Scotiabank’s outgoing CEO, Richard Young, recently made a call for more accountability from local NGOs. A concise reply was published in last week’s Business Guardian by Mr Colin Robinson. In it he makes the general point that government and most businesses see NGOs as “volunteers...begging a bread.” My experience, with over a half dozen NGOs, spanning more than 30 years, is exactly the same. The philosophy of corporate social responsibility (CSR), as pointed out in the UNDP publication of 26 June, 2012: The View from the Boardroom, CEO Study on Corporate Social Responsibility in Trinidad and Tobago, with some key exceptions, remains largely one of theoretical interest. This is unfortunate because without NGOs, civil society in T&T would not be able to survive. The report summarises opinions about CSR from over 50 local CEOS, ranging from large corporations like ANSA McAL, Republic Bank, bpTT and Phoenix Park Gas Processors to smaller entities, Hi-Lo Food Stores, Anthony P Scott, Eastern Credit Union and McCann Erikson and so on.
The first finding was that there was: “Little evidence for a substantive shift towards more strategic forms of CSR: while CSR has undoubtedly become a more familiar feature within the local business community with a high level of acceptance of the idea and concept behind the practice, the commitments made by senior managers towards corporate social engagement remain largely philanthropic in nature. More than two-thirds of all respondents name charitable giving and events sponsorship as the areas that their CSR outreach was most reflected in.” The ancient concept of “charity,” as in “give them teddy bears,” is alive and kicking in T&T. If that can be allied with something seen to be pleasant in the eyes of the public, like a fete match in the Oval, complete with dancing girls, sponsorship is a certainty. That’s a reality and our CEOs are not afraid to say so. Some may be proud of themselves. A second major finding was that of a “continuously strong focus on public relations and reputation management as main drivers of CSR: a further indication of the unchanged philanthropic nature of CSR in Trinidad and Tobago (my emphasis) is the fact that an overwhelming 96.8 per cent of all CEOs interviewed for the report named brand, trustworthiness and reputation as being among the most important drivers for their CSR activities. Only 11.4 per cent mentioned increased competitiveness as a motivating factor for their social engagement.”

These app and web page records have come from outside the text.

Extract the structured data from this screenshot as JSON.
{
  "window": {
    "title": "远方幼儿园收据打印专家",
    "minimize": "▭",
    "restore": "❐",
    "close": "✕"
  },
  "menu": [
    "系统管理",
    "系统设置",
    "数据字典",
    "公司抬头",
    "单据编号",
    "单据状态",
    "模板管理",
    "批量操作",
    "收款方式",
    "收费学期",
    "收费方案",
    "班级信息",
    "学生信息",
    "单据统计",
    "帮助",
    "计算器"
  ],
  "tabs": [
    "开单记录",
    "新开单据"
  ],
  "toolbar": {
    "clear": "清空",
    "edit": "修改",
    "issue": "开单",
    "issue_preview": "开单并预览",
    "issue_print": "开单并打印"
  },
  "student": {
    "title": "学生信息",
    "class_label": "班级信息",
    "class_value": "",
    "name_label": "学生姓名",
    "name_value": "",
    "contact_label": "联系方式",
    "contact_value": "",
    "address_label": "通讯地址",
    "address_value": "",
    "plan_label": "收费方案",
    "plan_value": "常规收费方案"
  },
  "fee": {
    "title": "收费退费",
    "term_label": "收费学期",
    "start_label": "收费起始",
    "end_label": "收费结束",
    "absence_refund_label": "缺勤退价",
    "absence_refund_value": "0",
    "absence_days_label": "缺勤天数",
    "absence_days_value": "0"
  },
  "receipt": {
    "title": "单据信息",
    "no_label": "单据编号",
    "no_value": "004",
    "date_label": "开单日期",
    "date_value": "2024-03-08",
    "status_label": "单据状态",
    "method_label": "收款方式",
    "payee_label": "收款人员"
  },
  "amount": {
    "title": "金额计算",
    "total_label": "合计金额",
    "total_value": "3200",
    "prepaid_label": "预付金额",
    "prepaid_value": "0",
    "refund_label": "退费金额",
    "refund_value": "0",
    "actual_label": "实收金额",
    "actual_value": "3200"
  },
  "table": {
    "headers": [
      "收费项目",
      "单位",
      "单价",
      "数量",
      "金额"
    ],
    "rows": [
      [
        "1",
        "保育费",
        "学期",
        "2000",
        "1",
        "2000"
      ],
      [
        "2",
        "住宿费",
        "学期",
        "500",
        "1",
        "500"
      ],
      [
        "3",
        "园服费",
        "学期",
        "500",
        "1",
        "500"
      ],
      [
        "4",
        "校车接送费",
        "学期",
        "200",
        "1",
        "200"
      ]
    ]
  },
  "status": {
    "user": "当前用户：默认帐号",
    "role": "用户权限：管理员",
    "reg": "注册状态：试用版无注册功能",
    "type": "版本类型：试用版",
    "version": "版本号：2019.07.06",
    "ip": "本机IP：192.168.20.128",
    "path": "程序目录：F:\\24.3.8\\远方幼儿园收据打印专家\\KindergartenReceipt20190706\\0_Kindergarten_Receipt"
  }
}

Money, though a problem for most NGOs, is not the main one. Mr Robinson puts it best: “Financial reports don’t produce themselves. If we continue the current culture of restricting funding to ‘project costs,’ a grant-making practice that provides NGOs money for neither staffing nor the core business costs of running our organisations, our organisations will fail to find sustainable support for the quality leadership and management that good governance and accountability require.” A prime example of this is the annual audit. Most NGOs are run by volunteers together with a few badly-paid part-time office staff. Every single NGO I have been associated with—and there are some very useful ones doing the work that government should be doing—is years behind in its auditing. You simply cannot get anyone to do your audit for free any more. I support Mr Robinson’s suggestion that a shared accounting facility could be developed and made available to NGOs at low cost. I give the example of one of my NGOs. By dint of hard work, over, the last 35 years, they have made themselves responsible for an aspect of human health in T&T which is recognised by UNICEF and WHO as key for good health and therefore human development. They have a board of directors which is completely voluntary and includes both health professionals and business people.
They have three part-time staff who run, with the assistance of another group of volunteers and two sympathetic doctors, and tri-weekly clinics in three locations in Trinidad (north, east and south), with another to come soon in Tobago. This is in addition to a free daily telephone consultation service for mothers through their network of counsellors. They run a Facebook page and have their own Web site. They attend clinics at the major public hospitals in North Trinidad. They function as consultants to the Ministry of Health at any update, seminar or review of any official position paper in their area of expertise and their printed material is often used by the ministry. In addition they function as the public watchdog for industry mistakes and are continuously in liaison with other similar international agencies. Up to three years ago, they did this with a grant of $5,000 a year from the ministry. Office overhead is $200,000 a year. How they have been able to survive and progress is another story. They are not unique. Almost every NGO in T&T faces the same challenge. Simply calling for more accountability is a cop-out. We need more than teddy bears. We need to partner.